Sarsaparilla. The Root of Smilax Officinalis, and other species of Smilax. Nat. Ord. Smilaceae. Linn. Syst. Dicia Hexandria. It is imported chiefly from South America, Mexico, and the West Indian Islands; that from Jamaica is generally the most highly esteemed, and is the only variety of Sarsaparilla officinal in the British Pharmacopoeia. A most complete account of the various species is given by Dr. Pereira, in his valuable work on Materia Medica, to which the reader is referred (vol. ii. pt. i. p. 270, et seq.). Dr. Hancock considers that its taste is the best criterion of its goodness; the more acrid and nauseous the taste, the better the quality.

Med. Prop. and Action. Alterative and diaphoretic. It is best administered in simple "or compound decoction. Some practitioners doubt the medicinal properties of Sarsaparilla altogether, but the weight of evidence is decidedly in favour of its therapeutic value; and this view is supported by chemical analysis, Smilacin, a peculiar principle yielded by it, being shown to produce, in a concentrated degree, some of the effects which have been ascribed to the drug in its crude state; thus, in small doses, it causes nausea and diaphoresis, and in larger ones it exercises a sedative action on the heart and arterial system. (See Smilacin.) In common with other alteratives, its effects are not very obvious, and its modus operandi is as yet obscure As an alterative, it is particularly serviceable in cachectic states produced by Syphilis, or by long-continued courses of Mercury. The above remarks apply, not only to the ordinary Sarsaparilla (Smilax Sarsaparilla), but to the other species which are occasionally employed. The Italian Sarsaparilla (S. Aspera) is a remedy of ancient repute, and the S. Syphilitica appears to exercise a powerful influence in constitutional Syphilis; but of all the species, I have derived most unequivocal benefit from the China Sarsaparilla (S. Chinensis). I have employed this, and a closely allied species, possessing all the same external characters, which is indigenous in the Tenasserim Provinces, in a great number of cases, particularly in cutaneous affections Under its use, the appetite improves, the general system becomes invigorated, and the patient gains health; any cutaneous eruption rapidly disappearing. I have always used it uncombined with other remedies, and in the same proportions as S. Sarsaparilla. It may be obtained in any quantity from Penang and Singapore, and is well worthy of being introduced into British practice. The only sensible effect I have observed under its use is an increased secretion of urine. The fresher the root, the more evident is its influence.

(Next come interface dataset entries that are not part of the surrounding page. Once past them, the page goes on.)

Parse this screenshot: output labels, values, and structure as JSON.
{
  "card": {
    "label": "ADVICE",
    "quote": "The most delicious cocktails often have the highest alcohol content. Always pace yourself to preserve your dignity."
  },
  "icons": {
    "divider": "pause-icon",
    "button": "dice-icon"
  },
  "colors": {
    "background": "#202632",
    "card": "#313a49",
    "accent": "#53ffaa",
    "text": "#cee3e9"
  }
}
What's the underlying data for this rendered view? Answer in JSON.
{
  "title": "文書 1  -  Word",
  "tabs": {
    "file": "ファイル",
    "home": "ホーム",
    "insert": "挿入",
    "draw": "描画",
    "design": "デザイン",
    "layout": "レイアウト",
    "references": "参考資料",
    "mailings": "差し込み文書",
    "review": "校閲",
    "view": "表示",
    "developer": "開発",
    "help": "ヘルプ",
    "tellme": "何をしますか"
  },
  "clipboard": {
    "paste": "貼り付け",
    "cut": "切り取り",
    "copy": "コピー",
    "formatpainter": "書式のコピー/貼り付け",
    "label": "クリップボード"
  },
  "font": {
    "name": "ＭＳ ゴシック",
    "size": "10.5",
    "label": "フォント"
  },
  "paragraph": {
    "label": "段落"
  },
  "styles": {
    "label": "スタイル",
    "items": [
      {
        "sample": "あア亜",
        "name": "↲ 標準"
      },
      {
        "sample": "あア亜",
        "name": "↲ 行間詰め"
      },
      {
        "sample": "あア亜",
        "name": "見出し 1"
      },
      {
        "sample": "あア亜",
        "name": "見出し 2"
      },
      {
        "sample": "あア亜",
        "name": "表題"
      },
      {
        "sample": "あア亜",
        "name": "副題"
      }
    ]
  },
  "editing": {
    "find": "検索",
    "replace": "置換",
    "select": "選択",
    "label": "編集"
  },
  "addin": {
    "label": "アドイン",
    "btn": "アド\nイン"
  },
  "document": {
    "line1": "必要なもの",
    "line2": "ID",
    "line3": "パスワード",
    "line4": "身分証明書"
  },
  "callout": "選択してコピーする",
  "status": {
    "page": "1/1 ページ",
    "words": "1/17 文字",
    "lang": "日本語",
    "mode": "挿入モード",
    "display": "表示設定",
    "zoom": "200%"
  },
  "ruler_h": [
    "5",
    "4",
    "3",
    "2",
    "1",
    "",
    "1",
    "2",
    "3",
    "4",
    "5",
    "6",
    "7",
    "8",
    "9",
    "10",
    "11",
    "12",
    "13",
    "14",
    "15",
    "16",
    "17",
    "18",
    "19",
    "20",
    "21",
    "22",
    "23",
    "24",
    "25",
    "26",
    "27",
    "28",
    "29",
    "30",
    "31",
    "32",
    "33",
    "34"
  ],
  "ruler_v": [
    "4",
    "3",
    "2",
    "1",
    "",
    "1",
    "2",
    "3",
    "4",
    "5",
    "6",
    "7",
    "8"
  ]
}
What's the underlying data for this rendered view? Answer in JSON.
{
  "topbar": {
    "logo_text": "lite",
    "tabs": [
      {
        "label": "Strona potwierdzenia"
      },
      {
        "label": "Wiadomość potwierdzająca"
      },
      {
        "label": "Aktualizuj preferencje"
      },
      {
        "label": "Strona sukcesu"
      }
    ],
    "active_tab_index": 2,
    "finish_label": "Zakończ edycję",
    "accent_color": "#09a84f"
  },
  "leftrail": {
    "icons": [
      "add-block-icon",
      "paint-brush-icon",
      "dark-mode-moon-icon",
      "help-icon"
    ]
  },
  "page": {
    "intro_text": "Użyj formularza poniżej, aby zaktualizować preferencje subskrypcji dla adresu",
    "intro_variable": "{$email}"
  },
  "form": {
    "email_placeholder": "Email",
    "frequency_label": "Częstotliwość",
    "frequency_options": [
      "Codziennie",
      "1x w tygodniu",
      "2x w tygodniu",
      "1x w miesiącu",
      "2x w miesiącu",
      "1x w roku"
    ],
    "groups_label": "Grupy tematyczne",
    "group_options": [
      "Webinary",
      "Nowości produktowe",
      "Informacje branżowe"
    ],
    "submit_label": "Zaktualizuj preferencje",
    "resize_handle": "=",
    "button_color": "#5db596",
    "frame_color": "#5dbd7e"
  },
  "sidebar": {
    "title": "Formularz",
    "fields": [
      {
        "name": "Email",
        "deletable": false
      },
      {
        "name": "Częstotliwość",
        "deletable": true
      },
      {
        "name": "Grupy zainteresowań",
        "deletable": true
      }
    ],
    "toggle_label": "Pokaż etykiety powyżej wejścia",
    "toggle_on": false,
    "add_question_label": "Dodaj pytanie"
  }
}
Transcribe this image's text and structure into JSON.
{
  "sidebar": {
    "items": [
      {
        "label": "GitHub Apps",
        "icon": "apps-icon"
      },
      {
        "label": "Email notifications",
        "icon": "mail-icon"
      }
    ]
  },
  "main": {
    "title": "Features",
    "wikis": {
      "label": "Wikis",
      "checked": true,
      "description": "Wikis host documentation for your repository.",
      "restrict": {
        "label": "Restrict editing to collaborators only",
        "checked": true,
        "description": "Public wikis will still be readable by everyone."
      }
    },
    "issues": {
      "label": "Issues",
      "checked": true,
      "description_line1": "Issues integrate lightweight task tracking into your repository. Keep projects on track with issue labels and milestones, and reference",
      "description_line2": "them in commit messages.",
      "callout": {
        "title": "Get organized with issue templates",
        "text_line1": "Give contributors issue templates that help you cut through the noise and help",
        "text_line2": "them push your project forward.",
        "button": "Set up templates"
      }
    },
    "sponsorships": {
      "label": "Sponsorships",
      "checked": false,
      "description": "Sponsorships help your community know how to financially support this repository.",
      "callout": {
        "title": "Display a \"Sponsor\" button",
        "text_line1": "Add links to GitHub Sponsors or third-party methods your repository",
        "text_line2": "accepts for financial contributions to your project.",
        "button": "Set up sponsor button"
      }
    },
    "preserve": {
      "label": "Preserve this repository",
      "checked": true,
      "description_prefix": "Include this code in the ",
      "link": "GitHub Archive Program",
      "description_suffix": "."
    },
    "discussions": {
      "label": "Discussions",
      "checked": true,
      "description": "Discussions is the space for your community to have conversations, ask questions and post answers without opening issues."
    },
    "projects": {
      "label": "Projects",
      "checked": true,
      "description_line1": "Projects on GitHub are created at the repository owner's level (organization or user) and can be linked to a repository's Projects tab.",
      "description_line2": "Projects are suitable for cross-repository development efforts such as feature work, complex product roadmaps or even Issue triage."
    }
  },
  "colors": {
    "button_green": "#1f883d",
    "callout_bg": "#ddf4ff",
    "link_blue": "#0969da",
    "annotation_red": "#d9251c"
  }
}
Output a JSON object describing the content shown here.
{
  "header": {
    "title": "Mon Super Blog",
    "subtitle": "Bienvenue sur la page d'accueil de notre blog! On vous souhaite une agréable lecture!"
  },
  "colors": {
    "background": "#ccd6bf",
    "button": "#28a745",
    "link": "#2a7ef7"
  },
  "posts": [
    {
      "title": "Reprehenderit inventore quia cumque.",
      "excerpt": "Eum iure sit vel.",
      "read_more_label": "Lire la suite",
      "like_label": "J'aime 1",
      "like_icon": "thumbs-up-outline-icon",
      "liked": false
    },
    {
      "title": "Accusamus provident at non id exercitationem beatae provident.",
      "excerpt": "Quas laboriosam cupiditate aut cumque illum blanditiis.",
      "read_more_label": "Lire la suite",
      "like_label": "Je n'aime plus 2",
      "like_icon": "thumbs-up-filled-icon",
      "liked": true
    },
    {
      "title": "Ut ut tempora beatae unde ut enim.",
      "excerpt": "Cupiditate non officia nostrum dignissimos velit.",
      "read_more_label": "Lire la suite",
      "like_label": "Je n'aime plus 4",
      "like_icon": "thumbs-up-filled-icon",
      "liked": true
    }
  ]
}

Offic. Prep. 1. Decoctum SarsAe (Jamaica Sarsaparilla, not split, oz. iiss.; Boiling Distilled Water Diss. Digest the Sarsaparilla in the Water for an hour; boil for ten minutes in a covered vessel; cool and strain. The product should measure Oj.). Dose, fl. oz. ij. - fl. oz. iv.

* Med. Times and Gaz., Jan. 30, 1864.

Lancet, Feb. 6, 1864.